To determine the clinical effects of intravenous terbutaline at >0.4 [micro sign]g/kg/min in children with status asthmaticus; to describe the clinical findings associated with such therapy, including creatinine phosphokinase-myocardial band isoenzyme (CPK-MB) concentrations, electrocardiographic alterations, and decreased diastolic blood pressure (DBP) with terbutaline usage; and to assess the requirement for epinephrine to counteract the decrease in diastolic blood pressure.
A retrospective review of children admitted with status asthmaticus who failed emergency room therapy and required intravenous terbutaline.
San Diego Children's Hospital Pediatric Intensive Care Unit.
Eighteen children with status asthmaticus, based on clinical and laboratory criteria, between September 1994 and July 1996.
Epinephrine was added for below-normal decreases in diastolic blood pressure.
Continuous monitoring for arrhythmias, ST-segment changes, and DBP values during variations in the dose of intravenous terbutaline, with or without epinephrine. CPK-MB concentrations were determined in 15 of 18 patients.
Intravenous terbutaline was well tolerated in asthmatic children for <or=to305 continuous hours and at varying doses up to a maximum of 10 [micro sign]g/kg/min. There was no relationship between the magnitude of CPK-MB concentrations and the terbutaline or epinephrine doses used. Arrhythmias were rare and not related to either terbutaline or epinephrine doses. However, ST-segment depression did occur in two patients requiring high-dose epinephrine. Terbutaline significantly lowered DBP when used between 0.4 and 1.0 [micro sign]g/kg/min, which required epinephrine to be initiated. Epinephrine was not required at terbutaline doses of >2 [micro sign]g/kg/min. There was no mortality. (Crit Care Med 1998; 26:1744-1748)
From the Division of Critical Care Medicine, San Diego Children's Hospital, San Diego, CA.

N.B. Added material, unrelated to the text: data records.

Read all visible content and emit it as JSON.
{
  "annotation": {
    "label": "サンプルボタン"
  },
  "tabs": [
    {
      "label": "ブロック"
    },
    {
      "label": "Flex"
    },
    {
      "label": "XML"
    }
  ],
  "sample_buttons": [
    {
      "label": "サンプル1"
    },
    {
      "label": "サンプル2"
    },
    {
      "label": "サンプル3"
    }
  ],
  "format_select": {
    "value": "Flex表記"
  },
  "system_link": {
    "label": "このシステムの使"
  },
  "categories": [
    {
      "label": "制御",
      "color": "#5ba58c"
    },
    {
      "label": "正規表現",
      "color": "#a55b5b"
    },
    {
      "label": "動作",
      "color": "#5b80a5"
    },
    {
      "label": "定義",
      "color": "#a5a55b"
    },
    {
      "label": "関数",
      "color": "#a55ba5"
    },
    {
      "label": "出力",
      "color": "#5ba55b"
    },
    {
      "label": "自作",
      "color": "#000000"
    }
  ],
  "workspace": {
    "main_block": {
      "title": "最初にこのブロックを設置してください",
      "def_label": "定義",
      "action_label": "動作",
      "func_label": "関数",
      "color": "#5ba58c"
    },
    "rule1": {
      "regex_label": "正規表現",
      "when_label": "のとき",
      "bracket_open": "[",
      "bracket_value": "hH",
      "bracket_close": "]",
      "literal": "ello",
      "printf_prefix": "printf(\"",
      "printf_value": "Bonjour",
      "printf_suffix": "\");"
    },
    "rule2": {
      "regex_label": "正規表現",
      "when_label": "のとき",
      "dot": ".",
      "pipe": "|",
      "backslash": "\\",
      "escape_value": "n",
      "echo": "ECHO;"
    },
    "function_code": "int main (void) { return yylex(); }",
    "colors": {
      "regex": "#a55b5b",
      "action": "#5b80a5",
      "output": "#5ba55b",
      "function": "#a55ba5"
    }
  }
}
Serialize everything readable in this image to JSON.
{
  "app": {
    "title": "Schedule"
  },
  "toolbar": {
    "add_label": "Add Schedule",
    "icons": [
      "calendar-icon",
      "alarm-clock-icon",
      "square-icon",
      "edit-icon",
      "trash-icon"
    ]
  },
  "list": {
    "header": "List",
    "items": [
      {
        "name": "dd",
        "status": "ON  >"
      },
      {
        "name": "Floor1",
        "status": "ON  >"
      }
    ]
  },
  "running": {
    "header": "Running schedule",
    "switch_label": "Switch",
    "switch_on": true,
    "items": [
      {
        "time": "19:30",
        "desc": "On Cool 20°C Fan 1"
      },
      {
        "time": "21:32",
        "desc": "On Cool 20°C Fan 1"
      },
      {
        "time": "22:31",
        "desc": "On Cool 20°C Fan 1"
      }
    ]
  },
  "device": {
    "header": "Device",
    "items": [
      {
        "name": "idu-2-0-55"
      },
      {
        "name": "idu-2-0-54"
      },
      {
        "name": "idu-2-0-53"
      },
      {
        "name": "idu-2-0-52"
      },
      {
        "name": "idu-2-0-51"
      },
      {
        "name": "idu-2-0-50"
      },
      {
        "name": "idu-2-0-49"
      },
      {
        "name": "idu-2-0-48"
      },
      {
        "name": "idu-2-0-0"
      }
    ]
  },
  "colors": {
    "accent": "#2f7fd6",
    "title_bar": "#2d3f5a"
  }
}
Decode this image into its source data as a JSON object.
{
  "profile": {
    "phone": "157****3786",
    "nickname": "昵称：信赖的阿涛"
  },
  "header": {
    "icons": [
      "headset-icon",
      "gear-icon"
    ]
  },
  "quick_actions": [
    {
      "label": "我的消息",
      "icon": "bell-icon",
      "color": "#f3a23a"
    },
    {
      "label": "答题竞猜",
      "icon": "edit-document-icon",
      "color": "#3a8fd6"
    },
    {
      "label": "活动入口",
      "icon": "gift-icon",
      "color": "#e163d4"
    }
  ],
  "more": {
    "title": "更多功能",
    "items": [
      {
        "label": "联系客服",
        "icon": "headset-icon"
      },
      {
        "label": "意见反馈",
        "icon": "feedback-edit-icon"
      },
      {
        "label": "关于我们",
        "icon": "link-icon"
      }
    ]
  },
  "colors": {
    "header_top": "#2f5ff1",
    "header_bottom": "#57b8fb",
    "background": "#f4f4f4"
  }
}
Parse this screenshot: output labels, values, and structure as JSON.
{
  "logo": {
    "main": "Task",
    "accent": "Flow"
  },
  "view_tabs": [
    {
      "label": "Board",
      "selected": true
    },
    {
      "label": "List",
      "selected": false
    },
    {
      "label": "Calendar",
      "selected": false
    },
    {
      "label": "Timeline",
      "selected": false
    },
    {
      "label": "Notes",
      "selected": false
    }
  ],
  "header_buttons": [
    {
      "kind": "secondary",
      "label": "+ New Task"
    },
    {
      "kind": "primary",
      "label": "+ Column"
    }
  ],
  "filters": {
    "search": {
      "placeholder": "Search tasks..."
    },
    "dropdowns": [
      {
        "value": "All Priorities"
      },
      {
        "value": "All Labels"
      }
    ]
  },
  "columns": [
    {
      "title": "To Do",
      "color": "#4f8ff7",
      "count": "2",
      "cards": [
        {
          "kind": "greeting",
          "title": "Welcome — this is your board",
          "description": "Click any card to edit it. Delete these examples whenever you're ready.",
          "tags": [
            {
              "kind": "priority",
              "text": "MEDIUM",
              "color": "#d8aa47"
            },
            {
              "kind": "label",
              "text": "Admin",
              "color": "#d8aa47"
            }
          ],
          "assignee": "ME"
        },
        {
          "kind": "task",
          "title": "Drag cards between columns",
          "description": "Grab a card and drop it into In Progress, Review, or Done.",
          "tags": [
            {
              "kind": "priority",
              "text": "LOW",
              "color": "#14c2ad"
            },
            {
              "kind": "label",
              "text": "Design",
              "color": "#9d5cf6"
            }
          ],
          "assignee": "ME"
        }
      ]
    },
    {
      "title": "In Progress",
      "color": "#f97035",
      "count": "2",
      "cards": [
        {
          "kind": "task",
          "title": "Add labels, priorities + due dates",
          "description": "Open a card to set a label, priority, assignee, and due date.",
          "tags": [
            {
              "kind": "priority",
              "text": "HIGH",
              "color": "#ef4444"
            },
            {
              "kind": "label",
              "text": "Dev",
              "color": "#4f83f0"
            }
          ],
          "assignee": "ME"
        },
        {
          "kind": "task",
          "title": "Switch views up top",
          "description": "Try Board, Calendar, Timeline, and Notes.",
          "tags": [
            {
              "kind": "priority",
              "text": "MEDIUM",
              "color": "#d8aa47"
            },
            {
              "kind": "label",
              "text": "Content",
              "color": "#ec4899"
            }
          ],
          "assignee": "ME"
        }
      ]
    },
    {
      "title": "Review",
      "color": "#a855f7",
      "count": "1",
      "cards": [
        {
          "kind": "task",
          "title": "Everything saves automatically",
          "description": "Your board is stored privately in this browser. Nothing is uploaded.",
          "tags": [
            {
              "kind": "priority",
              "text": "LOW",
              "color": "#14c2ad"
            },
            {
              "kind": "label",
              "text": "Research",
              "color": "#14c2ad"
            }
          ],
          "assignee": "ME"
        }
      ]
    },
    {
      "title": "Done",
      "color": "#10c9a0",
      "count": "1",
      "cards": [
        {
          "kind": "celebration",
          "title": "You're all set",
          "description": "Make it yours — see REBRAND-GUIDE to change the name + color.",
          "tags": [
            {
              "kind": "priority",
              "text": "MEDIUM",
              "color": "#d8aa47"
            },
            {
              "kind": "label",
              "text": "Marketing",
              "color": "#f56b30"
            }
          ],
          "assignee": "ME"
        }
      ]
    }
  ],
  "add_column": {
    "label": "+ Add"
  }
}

Address requests for reprints to: Dimitrios E. Stephanopoulos, MD, Division of Critical Care Medicine, Department of Pediatrics, P.O. Box 19230, Southern Illinois University School of Medicine, Springfield, IL 62794-1614.